Fed Remains Short-Handed as Majority Leader Reid Plays His Games

The Federal Reserve Board is still missing some members, the U.S. Senate is still fumbling toward confirming the president’s uncontroversial nominees, and now the problem is less Republican senators’ principled obstructionism than Senate Majority Leader Harry Reid playing his little Senate games. 

Destructive Tax Inversion Delusions in Lieu of Solutions

The United States has a growing problem – well, it actually has many, from out-of-control entitlement spending to equally out-of-control regulatory burdens.  But most of these problems don’t make the headlines. One such growing problem has made the headlines lately – increasingly the United States’ biggest companies are choosing to become economic emigres.

Bush’s Kennedy Award Rings True for Ryan

Last Sunday, President George H.W. Bush was given an award for courage by the John F. Kennedy Presidential Library and Museum. The award, presented in recognition of the 1991 Bush tax hike was presented to Bush’s granddaughter, Lauren Bush.

Wanted: More Jobs and Wages, Less Robin Hood

According to the initial read, the economy as measured by Gross Domestic Product (GDP) grew at a measly 0.1% annual rate in the first quarter of 2014. This exemplifies the recovery’s weakness and as much as anything probably explains the Obama Administration’s  strategic pivot to the issue of income inequality.  

Speaker Boehner and the Agitated Conservatives “Big Idea”

According to reports, a tide of frustration with House Speaker John Boehner is rising among House Republican conservatives, and revolt it brewing.
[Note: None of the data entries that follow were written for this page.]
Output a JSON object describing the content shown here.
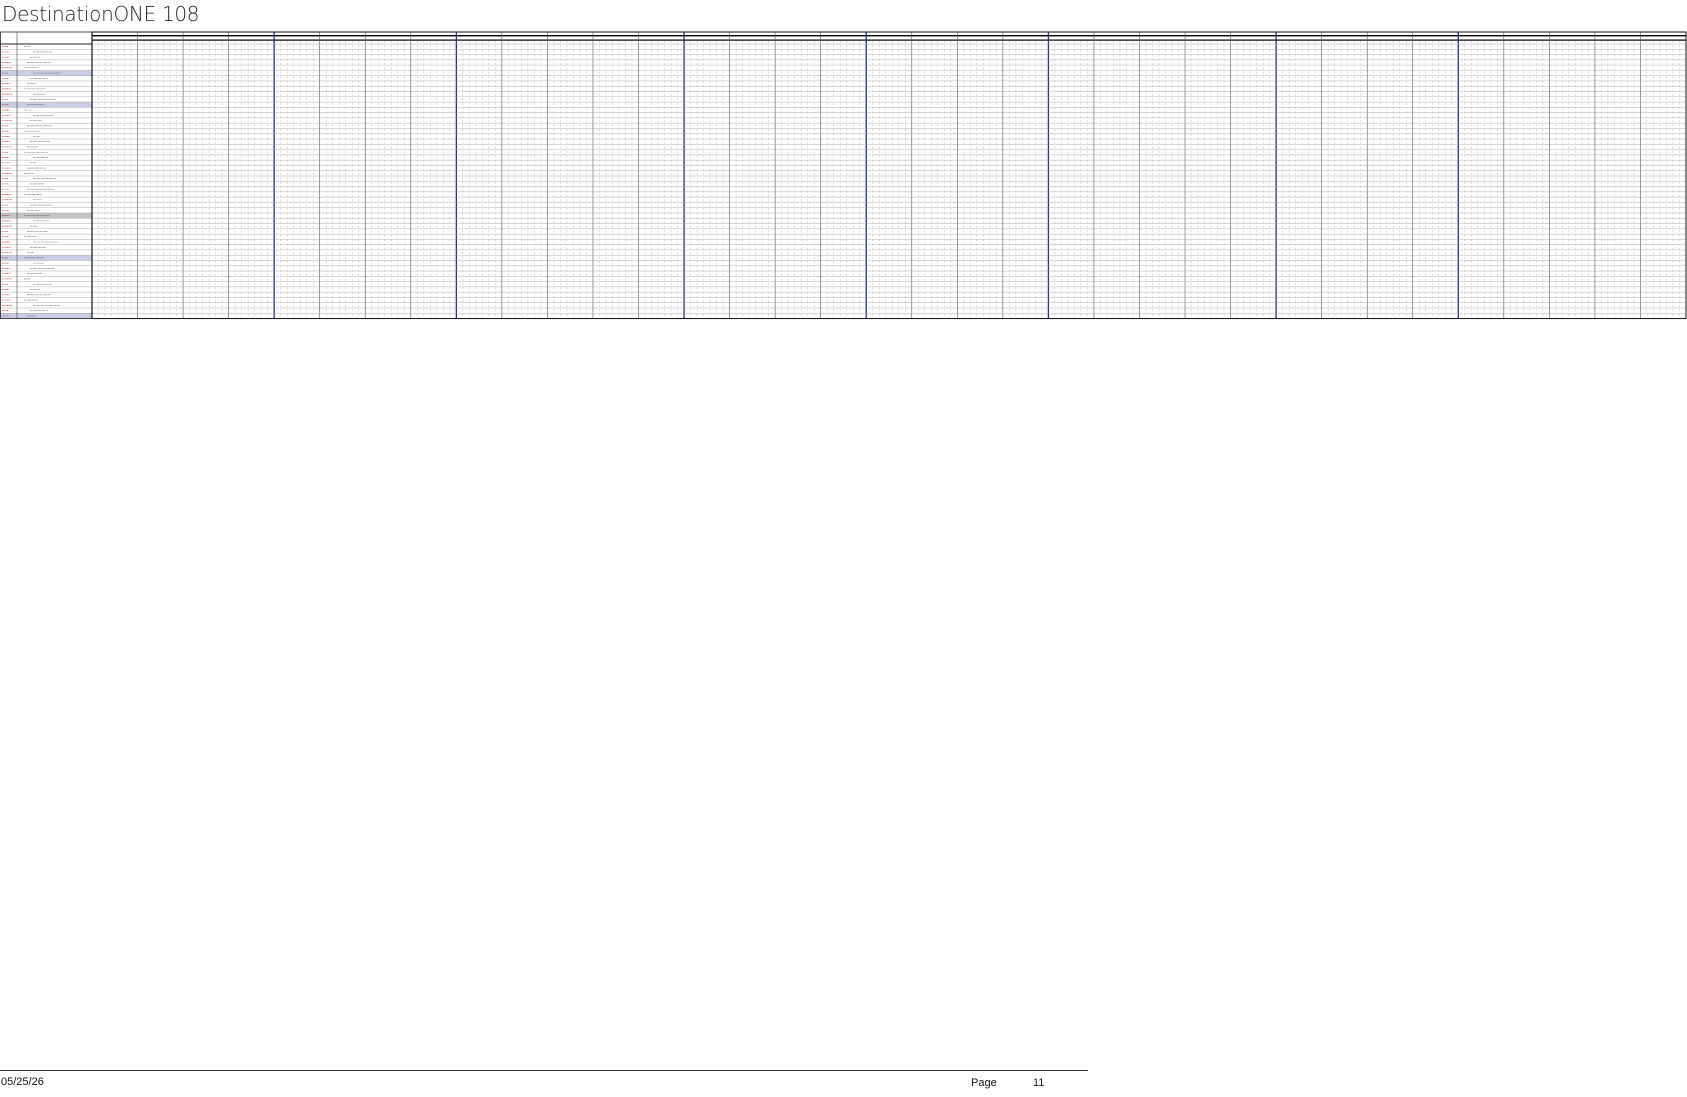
{
  "document": {
    "title": "DestinationONE 108"
  },
  "schedule": {
    "months_visible": 7,
    "weeks_visible": 35,
    "row_count": 52,
    "shaded_rows": [
      5,
      11,
      32,
      40,
      51
    ],
    "colors": {
      "grid_line": "#9a9a9a",
      "week_divider": "#555555",
      "month_divider": "#1f2f8a",
      "header_band": "#000000",
      "row_highlight": "#c9cde8",
      "row_gray": "#c4c4c4",
      "left_code_text": "#b03030",
      "left_desc_text": "#555555"
    }
  },
  "footer": {
    "date": "05/25/26",
    "page_label": "Page",
    "page_number": "11"
  }
}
So, what’s the “big idea” coming out of the conservative ranks?

Administration’s Economic Policy Magic Show Working Overtime

In the administration’s magic land where raising the minimum wage is regarded as economic stimulus, making millions of additional workers eligible for overtime seems a good way to raise incomes and perhaps even stimulate the economy, too -- were it only so easy

Jobs and Poverty, Not Income Inequality, Are the Real Issues

The nation is and should also be concerned whether incomes are rising and whether individuals in poverty have ample opportunity to raise themselves up to enjoy materially higher standards of living.

Obama’s Message for the Unemployed – Better Luck Next Year

Nearly 3 million American workers left the workforce last year. President Obama’s response? Raise the minimum wage.

WaPo Writer: Raising the Minimum Wage on Federal Contracts Is a Raw Deal for Taxpayers

President Obama has announced his intention to raise the minimum wage paid to employees working under federal government contractors from $7.25 an hour to $10.10 an hour. Unlike the President’s proposal to raise the federal minimum wage for private sector workers, this policy at least has the benefit of not destroying jobs directly as long as it is applied narrowly. After all, a higher minimum wage for workers on federal contracts just gets passed on to the federal government, e.g. the taxpayers, in higher costs. But is it good policy?

Proponents Know That a Minimum Wage Hike Means Lost Jobs

In his State of the Union address this evening President Obama is expected to call, once again, for raising the minimum wage. Proponents of this policy argue that it would materially help address poverty and income inequality, or that it’s simply a matter of fairness. Each of these arguments is highly debatable, and hotly debated.  

2014: A (Bit) Better Outlook

After too many years of anemic growth, it appears that the recovery may be gaining a little better traction. Overall growth last year probably hit 2.0% or so, even slower than the average of 2.3% since the end of the recession in 2009. We expect considerably better growth this year, accelerating to near 3.0%. This month we look at reasons for our more optimistic forecast.

Sources of Strength

A Better Approach Than the Minimum Wage Distraction

In a classic case of odd timing the Obama Administration has launched a push for a higher federal minimum wage. The timing appears odd because even after four years the economic recovery remains disturbingly weak. Consequently, the unemployment rate remains high, declining over the past year primarily because workers have simply given up and left the workforce. Raising the minimum wage can only make these matters worse.